LNS Mobile uses the Zoom platform. This is the platform we recommend. We have tested several others and have found Zoom is now the most secure, stable, reliable, widely used, and has the most user-friendly features. We are also happy to attend videoconferences using other platforms that you prefer to use, such as WebEx, AdobeConnect, etc.
Is there a tutorial for Zoom I can view that will help me with remote depositions?
Should I conduct a speed test of my Internet?
Yes. Test your bandwidth at google.com and type in “speed test” in the search field, then click “run speed test.” Minimum bandwidth is 600kpbs (up/down); recommended is 1.5 Mbps (up/down).
What if we run into a technical problem during the videoconference?
Our on-staff videoconference specialist logs in at the beginning of each call to ensure all participants are connected and have no questions. He will monitor the call via our Zoom dashboard and can log in to answer questions or is available by phone throughout.
Can exhibits be shared in Zoom?
Yes. There are several options:
- If you have 3 or fewer exhibits, you may email your documents to LNS via encrypted email at depos@LNScourtreporting.com at least 3 days in advance of the deposition, and the court reporter can share the documents with the participants at the time they are introduced.
- You may ship paper copies to LNS at least 5 days in advance of the deposition, and we will scan/upload for sharing and give the paper copies to the court reporter.
- You may share documents from your device using the Share My Screen
- You may send a link to the document on your device in the Chat feature for participants to download the document.
- We are happy to practice these options with you during the test call.
Is Zoom secure?
- Passwords are randomly generated and unique to your Zoom meeting; they have not been used before.
- All participants will be in Waiting Room until host/court reporter admits them.

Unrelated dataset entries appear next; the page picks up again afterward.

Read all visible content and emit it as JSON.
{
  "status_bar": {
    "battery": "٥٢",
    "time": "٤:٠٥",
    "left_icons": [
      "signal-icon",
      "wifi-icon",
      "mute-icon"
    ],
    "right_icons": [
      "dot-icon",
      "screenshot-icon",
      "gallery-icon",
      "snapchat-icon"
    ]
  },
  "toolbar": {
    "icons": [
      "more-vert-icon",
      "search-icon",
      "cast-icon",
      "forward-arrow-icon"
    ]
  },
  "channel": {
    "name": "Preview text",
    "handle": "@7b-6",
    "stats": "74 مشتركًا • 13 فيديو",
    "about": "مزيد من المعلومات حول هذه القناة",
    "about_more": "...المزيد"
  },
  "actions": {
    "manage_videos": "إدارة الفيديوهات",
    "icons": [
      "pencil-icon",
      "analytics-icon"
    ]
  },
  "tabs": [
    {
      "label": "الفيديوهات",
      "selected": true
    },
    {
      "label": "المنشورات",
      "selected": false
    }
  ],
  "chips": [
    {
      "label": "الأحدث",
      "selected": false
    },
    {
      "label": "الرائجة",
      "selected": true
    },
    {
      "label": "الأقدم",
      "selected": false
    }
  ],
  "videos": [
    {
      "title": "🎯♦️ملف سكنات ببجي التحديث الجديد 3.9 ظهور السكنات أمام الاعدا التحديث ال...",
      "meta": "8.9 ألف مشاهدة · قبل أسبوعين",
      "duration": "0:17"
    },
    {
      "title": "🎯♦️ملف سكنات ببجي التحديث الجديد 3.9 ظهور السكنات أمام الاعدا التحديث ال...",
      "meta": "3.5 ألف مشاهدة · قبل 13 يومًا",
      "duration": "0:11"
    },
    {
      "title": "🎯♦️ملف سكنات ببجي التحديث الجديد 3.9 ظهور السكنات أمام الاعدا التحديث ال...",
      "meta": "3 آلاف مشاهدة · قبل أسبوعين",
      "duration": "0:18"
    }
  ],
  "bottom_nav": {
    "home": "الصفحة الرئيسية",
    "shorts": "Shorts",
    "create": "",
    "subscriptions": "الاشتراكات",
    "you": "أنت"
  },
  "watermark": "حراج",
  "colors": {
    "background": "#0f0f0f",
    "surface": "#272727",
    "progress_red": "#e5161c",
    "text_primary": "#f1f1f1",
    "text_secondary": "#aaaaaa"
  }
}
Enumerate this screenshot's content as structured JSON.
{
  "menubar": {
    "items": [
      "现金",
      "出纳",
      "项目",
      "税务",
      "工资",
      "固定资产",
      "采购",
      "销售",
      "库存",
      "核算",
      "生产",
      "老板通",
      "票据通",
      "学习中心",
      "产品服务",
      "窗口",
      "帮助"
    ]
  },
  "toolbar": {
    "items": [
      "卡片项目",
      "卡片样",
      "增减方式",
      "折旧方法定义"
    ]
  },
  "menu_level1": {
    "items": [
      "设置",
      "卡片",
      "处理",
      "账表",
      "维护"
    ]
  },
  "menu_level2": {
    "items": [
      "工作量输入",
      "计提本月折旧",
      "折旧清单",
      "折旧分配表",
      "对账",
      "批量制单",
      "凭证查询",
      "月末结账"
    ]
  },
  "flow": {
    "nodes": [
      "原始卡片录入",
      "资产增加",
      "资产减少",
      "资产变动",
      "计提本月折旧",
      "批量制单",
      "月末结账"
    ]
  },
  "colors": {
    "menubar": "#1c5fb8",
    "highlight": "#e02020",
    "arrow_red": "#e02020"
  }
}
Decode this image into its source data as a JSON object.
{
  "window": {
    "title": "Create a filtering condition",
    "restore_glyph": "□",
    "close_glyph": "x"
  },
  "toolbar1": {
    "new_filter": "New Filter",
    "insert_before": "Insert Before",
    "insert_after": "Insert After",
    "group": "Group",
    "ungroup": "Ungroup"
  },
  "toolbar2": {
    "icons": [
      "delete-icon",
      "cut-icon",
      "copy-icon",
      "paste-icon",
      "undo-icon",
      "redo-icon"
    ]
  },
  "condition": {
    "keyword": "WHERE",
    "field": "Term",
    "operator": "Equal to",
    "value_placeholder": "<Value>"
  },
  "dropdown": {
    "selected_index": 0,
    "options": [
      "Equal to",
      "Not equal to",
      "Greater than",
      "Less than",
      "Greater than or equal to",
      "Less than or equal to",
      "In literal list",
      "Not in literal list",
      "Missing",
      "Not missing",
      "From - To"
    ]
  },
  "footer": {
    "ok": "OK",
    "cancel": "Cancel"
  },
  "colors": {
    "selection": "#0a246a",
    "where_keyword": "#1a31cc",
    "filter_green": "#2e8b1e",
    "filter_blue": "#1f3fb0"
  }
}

- Once all participants are admitted, host/court reporter will “lock” the meeting.
- New 5.0 platform with systemwide account enablement to AES 256-bit GCM encryption.
Is there anything I need to do to keep my Zoom videoconference secure?
- Do not share the Meeting ID and Password with others.
- Do not take a photo of the videoconference screen and share in social media.
Can I meet privately with my client during the videoconference?
Yes. We can set up secure virtual breakout rooms for all. We can demonstrate this feature during your test call.
GETTING STARTED WITH ZOOM
You will need:
- Laptop/tablet/smartphone with webcam
- Robust internet connection, preferably hard-wired
- Have the latest version of Zoom installed; available here